Who are the custodians of traditional knowledge

To understand traditional knowledge is acknowledge that while many people have traditional knowledge there are always people who know than others about specific things. A relevant example is comparing a person that lives in a coastal area and fishes for a living to one that lives in the mountains and farms. There are also people who live in the same place but have different traditional knowledge. This is also influenced by the social structure or the social roles of individuals and their specialist role.Specialists include carpentry, story telling (lia nain), village chiefs, medics, catechists, teachers and soothsayers (matan dook). They are are called upon as needed depending on the situation.


Tais are made through a range of processes including: starting with spinning cottoon balls in to thread, then using plants to make natural dyes to colour the thread, soaking the thread in the dyes that have already been produced natural,local materials. Following that the thread is oiled to fix the dyes and finally the tais is woven from the looms which can be quite large depending on the size and complexity of the design.

Traditional tais are made in all of the districts of Timor-Leste. In each district there is local knowledge that is unique through processes of weaving and colouring the thread. There are many differences in the methods and recipes (plants) used for preparing the dyes for thread. In communities that weave Tais, the majority use processes that were passed down from their ancestors that they still use today albeit sometimes combining artificial dyes and synthetic thread from the modern time. The biggest differences between districts can be seen in the motifs, patterns and colour combinations.

Tara bandu refers to a traditional Timorese custom that enforces peace and reconciliation through the power of public agreement to define social norms and practices acceptable to a given community.
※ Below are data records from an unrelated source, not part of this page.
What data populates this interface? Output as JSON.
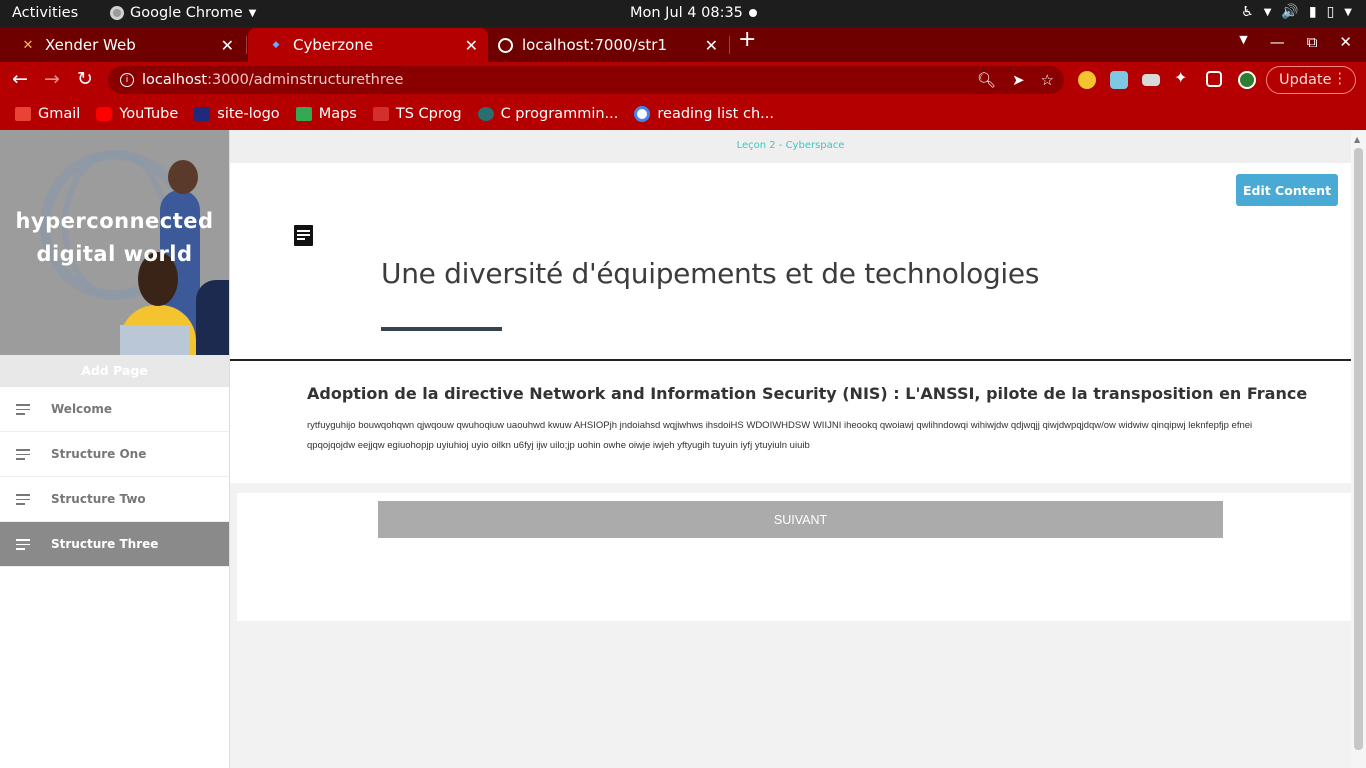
{
  "system_bar": {
    "activities": "Activities",
    "app_name": "Google Chrome",
    "clock": "Mon Jul 4  08:35"
  },
  "browser": {
    "tabs": [
      {
        "label": "Xender Web",
        "icon": "xender-icon",
        "active": false
      },
      {
        "label": "Cyberzone",
        "icon": "cyberzone-favicon",
        "active": true
      },
      {
        "label": "localhost:7000/str1",
        "icon": "globe-icon",
        "active": false
      }
    ],
    "url_host": "localhost",
    "url_path": ":3000/adminstructurethree",
    "update_label": "Update",
    "bookmarks": [
      {
        "label": "Gmail",
        "icon": "gmail-icon",
        "color": "#e94335"
      },
      {
        "label": "YouTube",
        "icon": "youtube-icon",
        "color": "#ff0000"
      },
      {
        "label": "site-logo",
        "icon": "site-logo-icon",
        "color": "#1f2a7a"
      },
      {
        "label": "Maps",
        "icon": "maps-icon",
        "color": "#34a853"
      },
      {
        "label": "TS Cprog",
        "icon": "ts-icon",
        "color": "#d32f2f"
      },
      {
        "label": "C programmin...",
        "icon": "c-prog-icon",
        "color": "#2a6f6f"
      },
      {
        "label": "reading list ch...",
        "icon": "google-icon",
        "color": "#4285f4"
      }
    ]
  },
  "sidebar": {
    "hero_title": "hyperconnected digital world",
    "add_page_label": "Add Page",
    "items": [
      {
        "label": "Welcome",
        "active": false
      },
      {
        "label": "Structure One",
        "active": false
      },
      {
        "label": "Structure Two",
        "active": false
      },
      {
        "label": "Structure Three",
        "active": true
      }
    ]
  },
  "main": {
    "lesson_label": "Leçon 2 - Cyberspace",
    "edit_button": "Edit Content",
    "heading": "Une diversité d'équipements et de technologies",
    "subheading": "Adoption de la directive Network and Information Security (NIS) : L'ANSSI, pilote de la transposition en France",
    "body": "rytfuyguhijo bouwqohqwn qjwqouw qwuhoqiuw uaouhwd kwuw AHSIOPjh jndoiahsd wqjiwhws ihsdoiHS WDOIWHDSW WIIJNI iheookq qwoiawj qwlihndowqi wihiwjdw qdjwqjj qiwjdwpqjdqw/ow widwiw qinqipwj leknfepfjp efnei qpqojqojdw eejjqw egiuohopjp uyiuhioj uyio oilkn u6fyj ijw uilo;jp uohin owhe oiwje iwjeh yftyugih tuyuin iyfj ytuyiuln uiuib",
    "next_button": "SUIVANT"
  },
  "colors": {
    "chrome_tab_active": "#b40000",
    "chrome_tabstrip": "#6f0000",
    "edit_button": "#4aaad6",
    "lesson_link": "#3cc7c7",
    "nav_active": "#8a8a8a",
    "next_button": "#ababab"
  }
}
Communities defined tara bandu as a traditional and common practice with the means to reduce or prevent community conflict, reduce crime, to protect the environment and manage natural resources. In addition Taru bandu improves community welfare through art and rituals, and a system of community leadership and governance.
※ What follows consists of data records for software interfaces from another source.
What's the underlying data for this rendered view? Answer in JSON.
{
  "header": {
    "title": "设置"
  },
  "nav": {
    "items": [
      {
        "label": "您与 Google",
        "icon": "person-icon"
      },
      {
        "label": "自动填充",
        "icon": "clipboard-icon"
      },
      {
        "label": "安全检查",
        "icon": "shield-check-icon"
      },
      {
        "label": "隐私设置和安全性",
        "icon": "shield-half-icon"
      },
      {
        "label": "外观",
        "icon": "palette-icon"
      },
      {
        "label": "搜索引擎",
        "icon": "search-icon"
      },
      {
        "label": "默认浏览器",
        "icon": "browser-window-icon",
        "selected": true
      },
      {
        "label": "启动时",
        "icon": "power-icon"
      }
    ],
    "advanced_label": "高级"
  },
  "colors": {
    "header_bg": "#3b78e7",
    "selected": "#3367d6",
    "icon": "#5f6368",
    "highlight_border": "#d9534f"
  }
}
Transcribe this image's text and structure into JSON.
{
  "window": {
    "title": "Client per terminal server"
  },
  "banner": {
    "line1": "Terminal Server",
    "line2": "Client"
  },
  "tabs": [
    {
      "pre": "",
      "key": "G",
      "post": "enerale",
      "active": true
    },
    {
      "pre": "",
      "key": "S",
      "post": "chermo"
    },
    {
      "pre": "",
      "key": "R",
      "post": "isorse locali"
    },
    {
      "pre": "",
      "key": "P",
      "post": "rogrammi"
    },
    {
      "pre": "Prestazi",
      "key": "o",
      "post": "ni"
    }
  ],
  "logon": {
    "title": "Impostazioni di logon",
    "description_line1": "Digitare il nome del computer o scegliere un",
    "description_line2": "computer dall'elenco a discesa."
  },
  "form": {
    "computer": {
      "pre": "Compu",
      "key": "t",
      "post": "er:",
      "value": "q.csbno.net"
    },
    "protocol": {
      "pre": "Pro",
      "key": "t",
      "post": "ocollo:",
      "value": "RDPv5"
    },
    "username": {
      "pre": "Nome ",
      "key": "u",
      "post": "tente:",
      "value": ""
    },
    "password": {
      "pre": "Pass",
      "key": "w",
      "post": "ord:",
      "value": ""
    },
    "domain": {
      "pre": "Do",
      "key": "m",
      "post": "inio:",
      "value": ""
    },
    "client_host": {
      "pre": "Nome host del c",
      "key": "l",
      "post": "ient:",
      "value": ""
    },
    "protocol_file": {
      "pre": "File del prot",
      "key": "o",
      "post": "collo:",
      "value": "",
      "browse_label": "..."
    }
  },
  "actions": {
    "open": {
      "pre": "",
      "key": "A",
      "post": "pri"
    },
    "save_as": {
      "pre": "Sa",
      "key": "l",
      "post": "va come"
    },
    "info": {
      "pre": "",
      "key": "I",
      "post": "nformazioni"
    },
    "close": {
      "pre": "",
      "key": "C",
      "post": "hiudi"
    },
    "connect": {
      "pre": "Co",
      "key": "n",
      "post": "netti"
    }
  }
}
The process of forming tara bandu is a process of coming to communal agreement or ‘social contract’ that outlines the behaviours and practices that members of the community deem to be appropriate and want to enforce. As such, the legitimacy of the tara bandu is largely dependent on the degree of local level consultation and engagement in the generation and consecration of the terms of this communal accord.

Given the ethno-linguistic diversity in Timor-Leste, there are also different descriptors used across the country for tara bandu entailing nuances specific to each region. For example, Fataluku-speaking communities prefer to use the word “sikua” which refers to the harmonization of people.
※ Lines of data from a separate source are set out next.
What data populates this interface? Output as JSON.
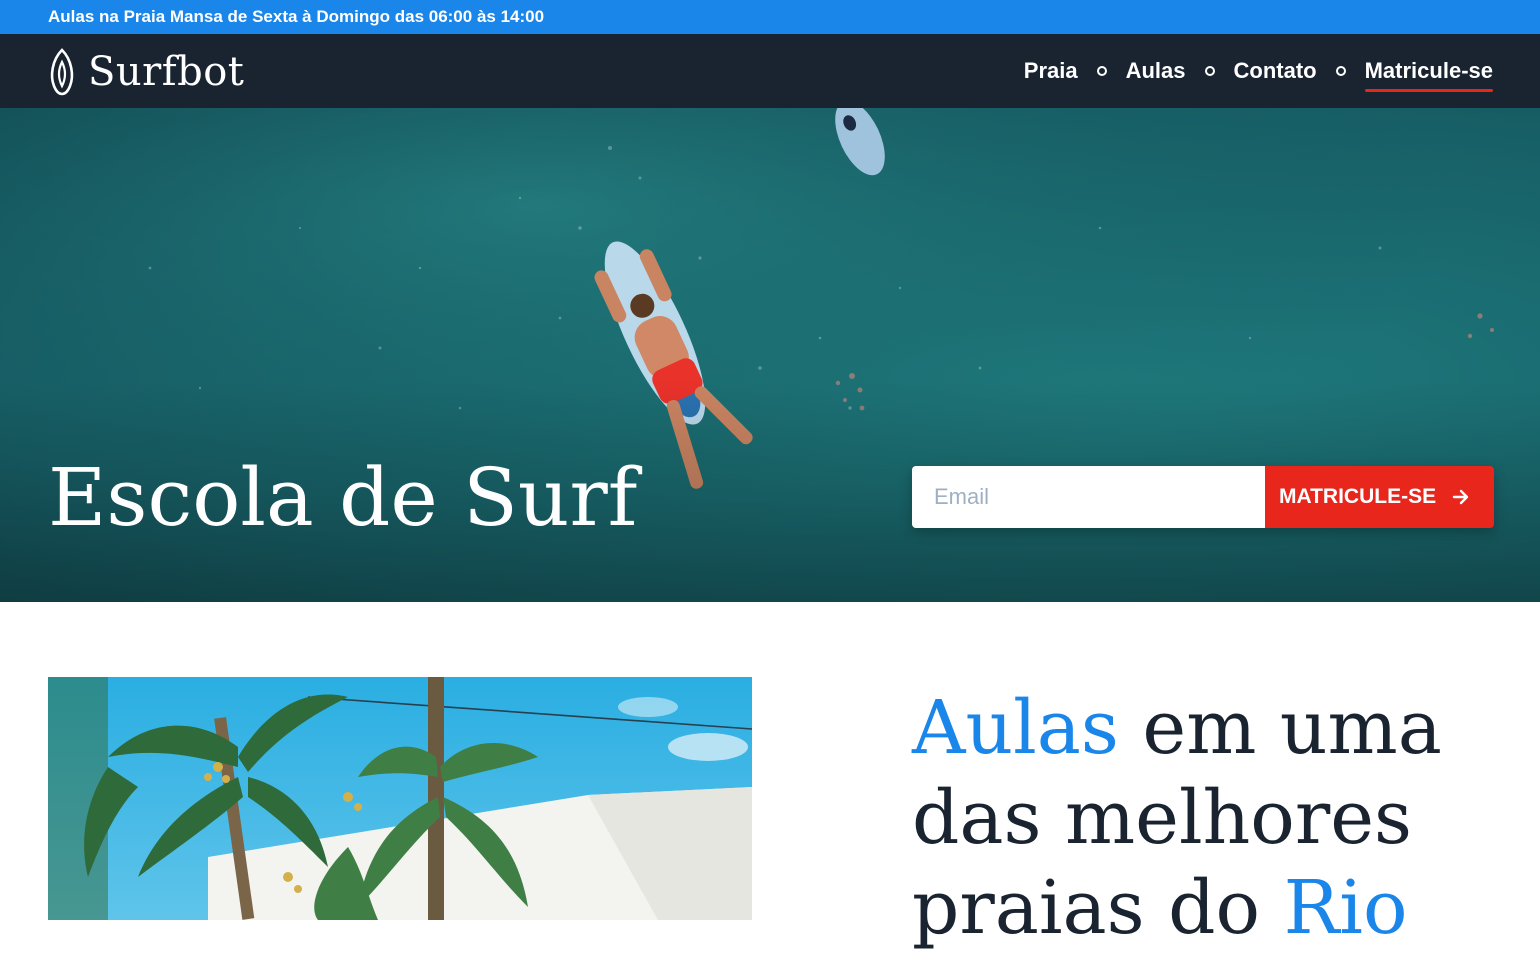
{
  "announcement": "Aulas na Praia Mansa de Sexta à Domingo das 06:00 às 14:00",
  "brand": {
    "name": "Surfbot",
    "icon": "surfboard-icon"
  },
  "nav": {
    "items": [
      {
        "label": "Praia"
      },
      {
        "label": "Aulas"
      },
      {
        "label": "Contato"
      },
      {
        "label": "Matricule-se",
        "active": true
      }
    ]
  },
  "hero": {
    "title": "Escola de Surf",
    "email_placeholder": "Email",
    "cta_label": "MATRICULE-SE",
    "cta_icon": "arrow-right-icon"
  },
  "section": {
    "heading_accent_1": "Aulas",
    "heading_part_1": " em uma das melhores praias do ",
    "heading_accent_2": "Rio"
  },
  "colors": {
    "announcement_bg": "#1a86ea",
    "header_bg": "#1a2330",
    "cta_bg": "#e8261c",
    "accent": "#1a86ea",
    "heading": "#1a2330"
  }
}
Both traditionally and contemporarily, tara bandu involves the hanging of culturally significant items from a wooden shaft to place a ban on certain agricultural or social activities within a given area. Often the items hung are those prohibited through the tara bandu, for example a cutting from a symbolic tree and the skull or bones from an animal sacrificed during a tara bandu ceremony. Tara bandu commonly include the holding of a large public ceremony, “usually following a public meeting that determines particular sanctions or fines for particular activities”. Punishment for breaking the conditions of a tara bandu can take the form of both physical sanctions and abstract “supernatural” repercussions, such as from spells cast upon those who contravene the “regulations” of the tara bandu, depending on the cultural context.

Historically, tara bandu were used, including during both the periods of Portuguese colonial and Indonesian military occupation, as a means to enforce local governance systems and control the population. Since Timor-Leste’s vote for Independence in 1999, tara bandu have enjoyed resurgence particularly since the 2006 crisis. Many cases adjudicated through tara bandu regulations are addressed through the intervention of xefe de suku and xefe de aldeia alone. While in others the community police (PNTL) have a role in supporting the xefe de suku, according to those regulations.